And this is how, in 1866 a group of 157 men, women and children of the Christian Lovers of Zion left the State of Maine in the US and sailed to Palestine. Their mission was to develop the Land of Israel and prepare Palestine for the establishment of a Jewish nation in the Promised Land. They built in the New England wooden prefabricated houses and brought them to Jaffa on board of their ship, to build the first modern settlement in the Holy Land and to bring new life onto its barren soil. Their target was far from being easy to fulfil. Just two years after their arrival there were only approximately 24 of the original American settlers remaining. Some died, most left.
Soon after the Americans abandoned, the group of German protestants who called themselves the Templers, arrived in Jaffa, after first disembarking at Haifa and building their first settlement there in 1868. In 1869 the Tempers bought the abandoned American colony homes and took up residence. The Templers aimed to prepare Palestine for the Second Coming of Jesus.
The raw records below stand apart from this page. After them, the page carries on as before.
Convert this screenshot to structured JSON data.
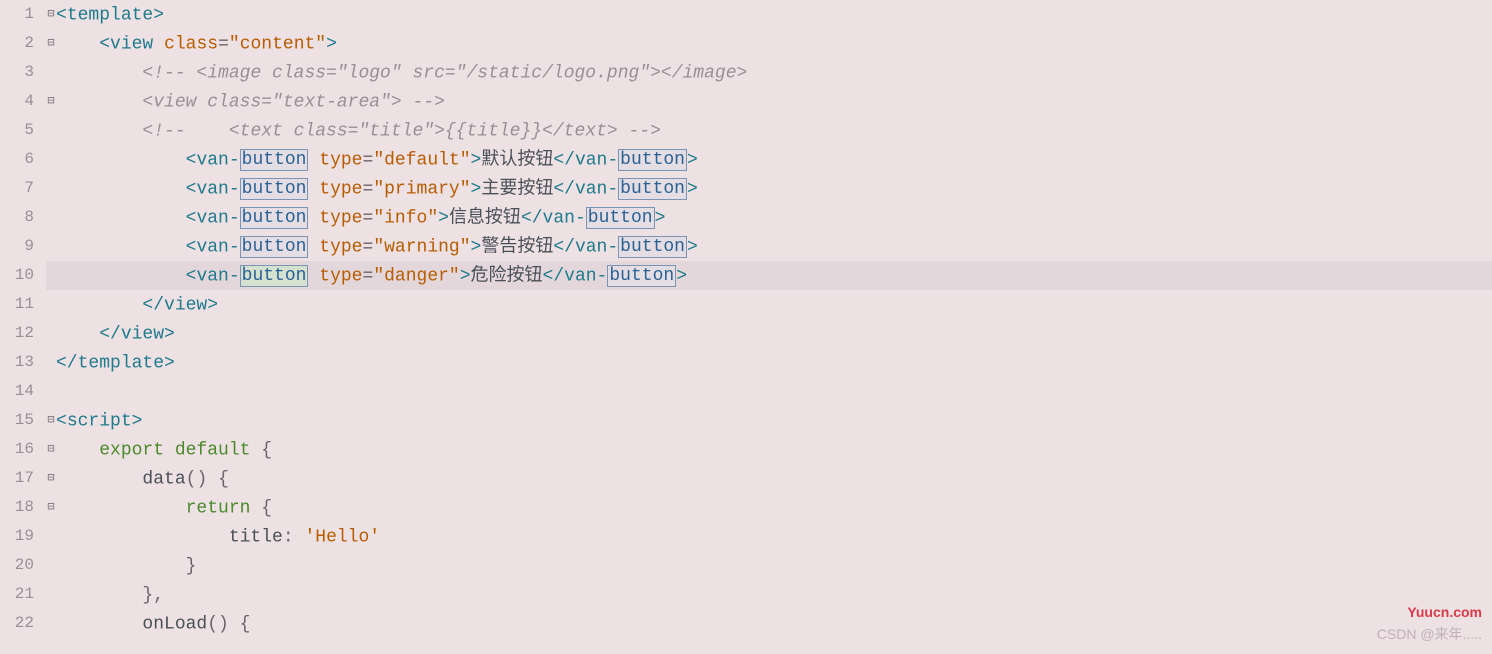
{
  "gutter": {
    "lines": [
      "1",
      "2",
      "3",
      "4",
      "5",
      "6",
      "7",
      "8",
      "9",
      "10",
      "11",
      "12",
      "13",
      "14",
      "15",
      "16",
      "17",
      "18",
      "19",
      "20",
      "21",
      "22"
    ],
    "fold_markers": {
      "1": "⊟",
      "2": "⊟",
      "4": "⊟",
      "15": "⊟",
      "16": "⊟",
      "17": "⊟",
      "18": "⊟"
    }
  },
  "tokens": {
    "lt": "<",
    "gt": ">",
    "lt_slash": "</",
    "eq": "=",
    "template": "template",
    "view": "view",
    "van": "van-",
    "button": "button",
    "script": "script",
    "attr_class": "class",
    "attr_type": "type",
    "val_content": "\"content\"",
    "val_default": "\"default\"",
    "val_primary": "\"primary\"",
    "val_info": "\"info\"",
    "val_warning": "\"warning\"",
    "val_danger": "\"danger\"",
    "txt_default": "默认按钮",
    "txt_primary": "主要按钮",
    "txt_info": "信息按钮",
    "txt_warning": "警告按钮",
    "txt_danger": "危险按钮",
    "comment1": "<!-- <image class=\"logo\" src=\"/static/logo.png\"></image>",
    "comment2": "<view class=\"text-area\"> -->",
    "comment3": "<!--    <text class=\"title\">{{title}}</text> -->",
    "kw_export": "export",
    "kw_default": "default",
    "kw_return": "return",
    "fn_data": "data",
    "fn_onload": "onLoad",
    "prop_title": "title",
    "val_hello": "'Hello'",
    "lbrace": "{",
    "rbrace": "}",
    "lparen": "(",
    "rparen": ")",
    "colon": ":",
    "comma": ","
  },
  "watermarks": {
    "w1": "Yuucn.com",
    "w2": "CSDN @来年....."
  }
}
And it was obvious for them, that their job was to make the Holy Land ready for that by making its barren soil flourishing again. They further spread their agricultural villages over Palestine, built homes and planted orange groves, banana plantations and vineyards. The revival of the Holy Land had started!
First Jewish settlers were to follow very soon. For centuries Jews have longed for and tried to return to the Land of Israel, until these endeavors finally began to bear fruit in the later XIX Century, when more and more groups of Jews started returning to their historical homeland. Between 1882 and 1903, about 35,000 Jews relocated to Palestine. Most of them settled in villages and agricultural communities and started developing the land. Those first settlers were mostly religious Jews, unexperienced in manual work but filled with the Messianic fire. Some left, being unable to stand unbearable life conditions, but most stayed, clutching to to land.
The year 1897 marked a turning point when those efforts became focused on creating political institutions towards the establishment of a Jewish State. In 1897, an Austrian journalist Theodor Herzl convened the First Zionist Congress at Basel in Switzerland. This Congress became a milestone in transforming a messianic zeal and a popular phenomenon into a Worldwide political movement. Herzl wrote about that event: "At Basel I founded the Jewish State. If I said this out loud today, l would be greeted by universal laughter. In five years perhaps, and certainly in fifty years, everyone will perceive it."
Soon after, in 1901, a Jewish National Fund (JNF) was established which target was and still is to continuously developing the land of Israel. So far, JNF has planted over 240 million trees in Israel. It has also built 180 dams and reservoirs, developed over 1,000 km2 of land and established more than 1,000 parks.
And this is how the Christians’ and Jews’ religious zeal of making this Holy Promised land ready for the fulfilment of the Biblical Prophecy, meets the daily realities of life in Modern Israel. 660,000 Jews already lived in Israel before the country’s Independence in 1948, and over 7.5 million – in 2022. Religious or secular alike, most of the Jews in Israel feel that their life has a deep meaning, far beyond of just satisfying their daily needs.
The meaning of life in Israel is of building the Future, being it a fulfilment of the Biblical Prophecy or of the political idea of creating a Modern Jewish Nation at the Historical Homeland. Are these two ideas different or are they two parts of the same? The answer is left for anyone. Indeed, “Zionism is all things to all people”!